**SUPPLIED DATA**
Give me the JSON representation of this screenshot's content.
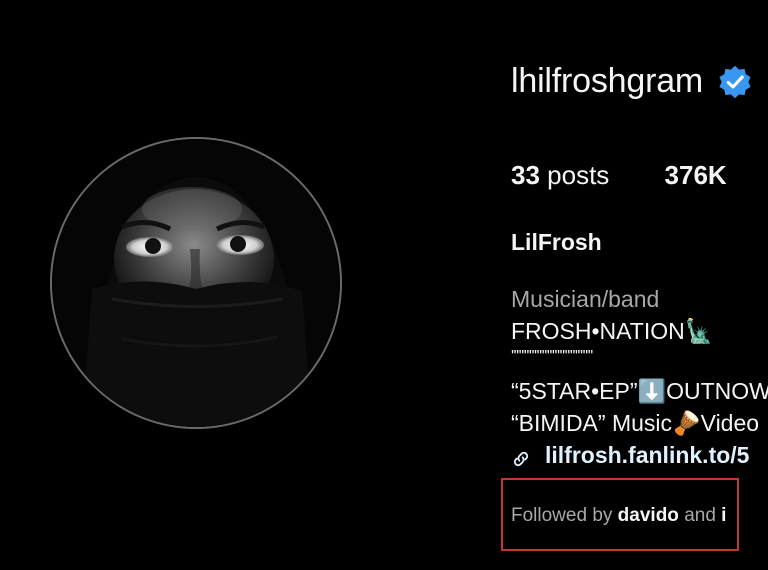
{
  "profile": {
    "username": "lhilfroshgram",
    "verified_icon": "verified-badge-icon",
    "avatar_icon": "profile-photo",
    "stats": {
      "posts_count": "33",
      "posts_label": "posts",
      "followers_count": "376K"
    },
    "display_name": "LilFrosh",
    "bio": {
      "category": "Musician/band",
      "line1": "FROSH•NATION🗽",
      "line2": "''''''''''''''''''''''''''''''''",
      "line3": "“5STAR•EP”⬇️OUTNOW",
      "line4": "“BIMIDA” Music🪘Video",
      "link": "lilfrosh.fanlink.to/5"
    },
    "followed_by": {
      "prefix": "Followed by",
      "user": "davido",
      "suffix": "and",
      "next": "i"
    }
  },
  "colors": {
    "background": "#000000",
    "text": "#f5f5f5",
    "muted": "#a8a8a8",
    "verified_blue": "#3897f0",
    "highlight_red": "#c0392b"
  }
}
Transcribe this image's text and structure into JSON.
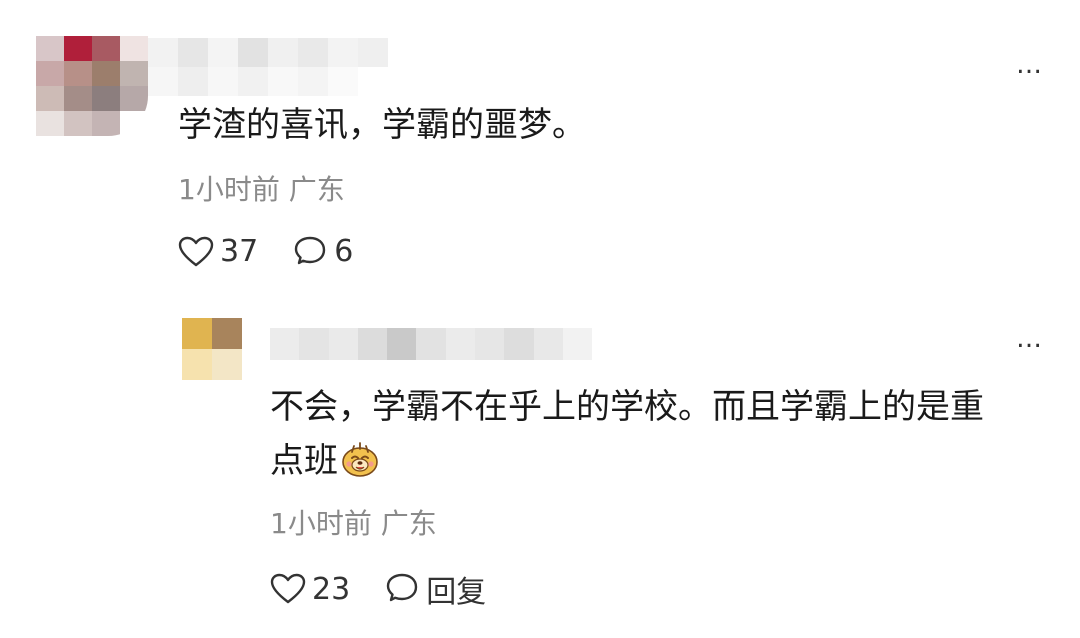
{
  "colors": {
    "text": "#1a1a1a",
    "meta": "#8a8a8a",
    "icon": "#333333"
  },
  "comment": {
    "text": "学渣的喜讯，学霸的噩梦。",
    "time": "1小时前",
    "location": "广东",
    "likes": "37",
    "replies": "6",
    "more_icon": "…"
  },
  "reply": {
    "text_line1": "不会，学霸不在乎上的学校。而且学霸上的是重",
    "text_line2": "点班",
    "time": "1小时前",
    "location": "广东",
    "likes": "23",
    "reply_label": "回复",
    "more_icon": "…"
  },
  "icons": {
    "like": "heart-outline-icon",
    "comment": "speech-bubble-icon",
    "emoji": "smiling-dog-emoji-icon"
  }
}
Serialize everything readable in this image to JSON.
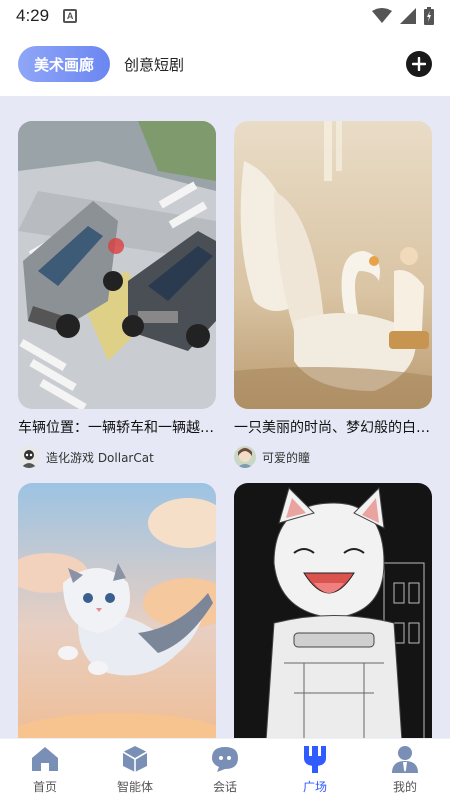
{
  "status": {
    "time": "4:29",
    "indicator": "A"
  },
  "header": {
    "tabs": [
      {
        "label": "美术画廊",
        "active": true
      },
      {
        "label": "创意短剧",
        "active": false
      }
    ],
    "add_icon": "plus-circle-icon"
  },
  "cards": [
    {
      "title": "车辆位置：一辆轿车和一辆越野车…",
      "author": "造化游戏 DollarCat",
      "image": "car-accident-illustration"
    },
    {
      "title": "一只美丽的时尚、梦幻般的白天鹅…",
      "author": "可爱的瞳",
      "image": "swan-princess-illustration"
    },
    {
      "title": "",
      "author": "",
      "image": "flying-kitten-clouds"
    },
    {
      "title": "",
      "author": "",
      "image": "laughing-cat-sketch"
    }
  ],
  "nav": {
    "items": [
      {
        "label": "首页",
        "icon": "home-icon",
        "active": false
      },
      {
        "label": "智能体",
        "icon": "cube-icon",
        "active": false
      },
      {
        "label": "会话",
        "icon": "chat-icon",
        "active": false
      },
      {
        "label": "广场",
        "icon": "plaza-icon",
        "active": true
      },
      {
        "label": "我的",
        "icon": "profile-icon",
        "active": false
      }
    ]
  },
  "colors": {
    "accent": "#2f5bff",
    "tab_gradient_start": "#8fa6f7",
    "tab_gradient_end": "#6b86f2",
    "content_bg": "#e6e9f5",
    "nav_icon_inactive": "#7a8fb5"
  }
}
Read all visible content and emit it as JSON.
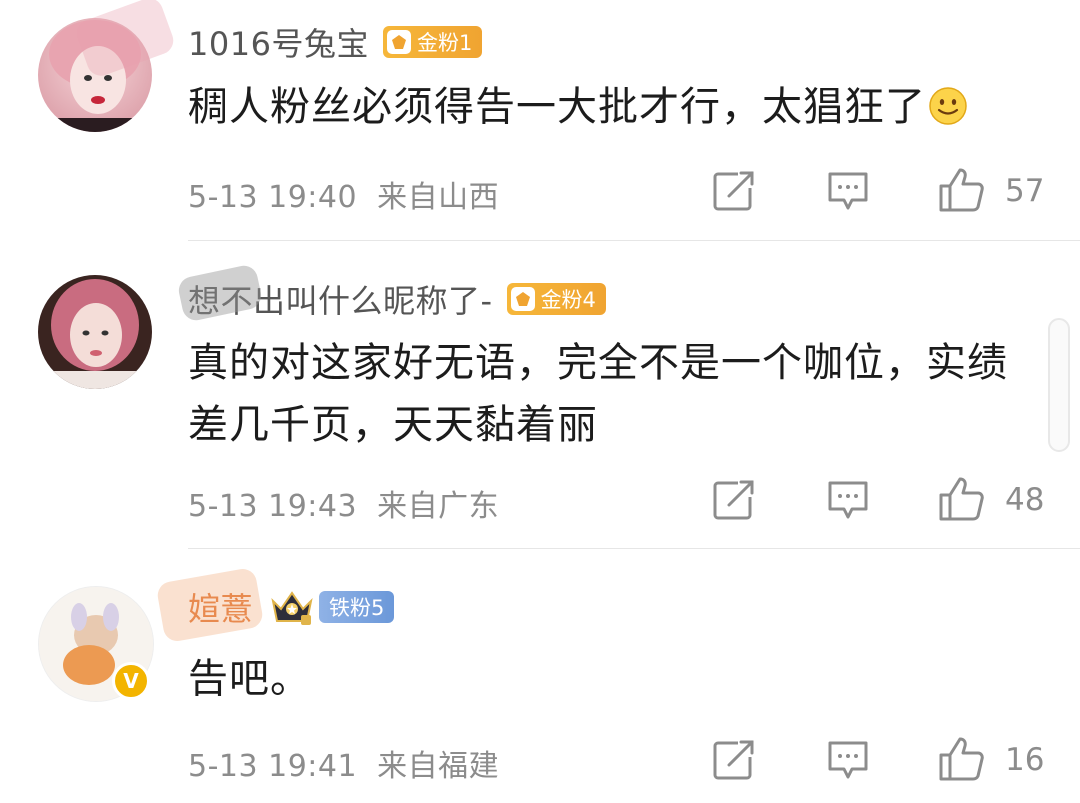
{
  "comments": [
    {
      "username": "1016号兔宝",
      "badge": {
        "label": "金粉1",
        "type": "gold"
      },
      "text": "稠人粉丝必须得告一大批才行，太猖狂了",
      "emoji": "smile-emoji",
      "time": "5-13 19:40",
      "location": "来自山西",
      "likes": "57"
    },
    {
      "username": "想不出叫什么昵称了-",
      "badge": {
        "label": "金粉4",
        "type": "gold"
      },
      "text": "真的对这家好无语，完全不是一个咖位，实绩差几千页，天天黏着丽",
      "time": "5-13 19:43",
      "location": "来自广东",
      "likes": "48"
    },
    {
      "username": "媗薏",
      "badge": {
        "label": "铁粉5",
        "type": "iron"
      },
      "crown": "crown-icon",
      "text": "告吧。",
      "time": "5-13 19:41",
      "location": "来自福建",
      "likes": "16"
    }
  ],
  "icons": {
    "share": "share-icon",
    "comment": "comment-icon",
    "like": "thumbs-up-icon",
    "verified": "verified-v-icon"
  },
  "verified_label": "V",
  "colors": {
    "gold_badge": "#f0a431",
    "iron_badge": "#6b98d9",
    "meta_text": "#8c8c8c",
    "verified": "#f3b400"
  }
}
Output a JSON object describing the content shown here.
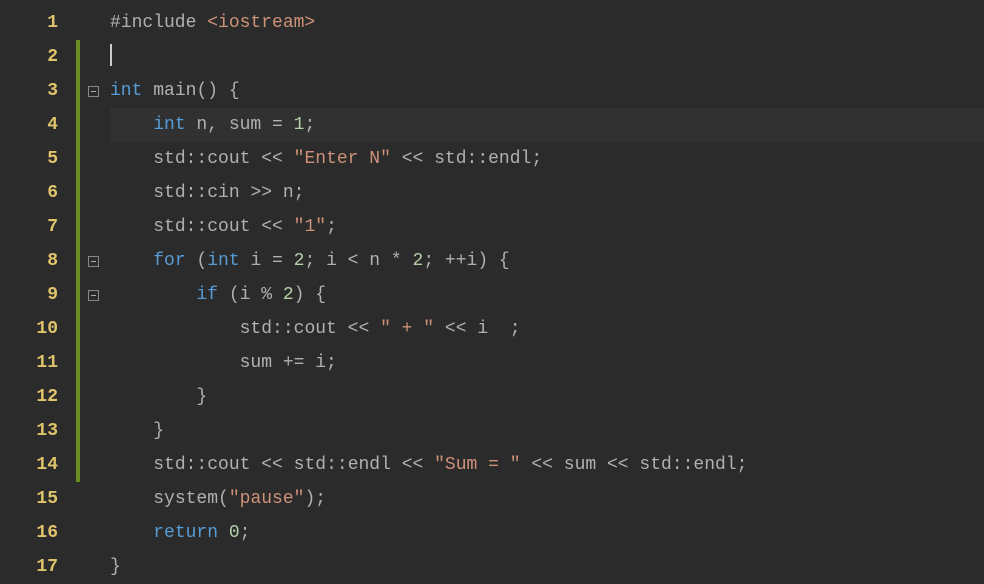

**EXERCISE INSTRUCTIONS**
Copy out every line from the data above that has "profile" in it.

**TASK ANSWER**
  "profile": {
    "avatar_icon": "profile-photo",
        "icon": "profile-icon",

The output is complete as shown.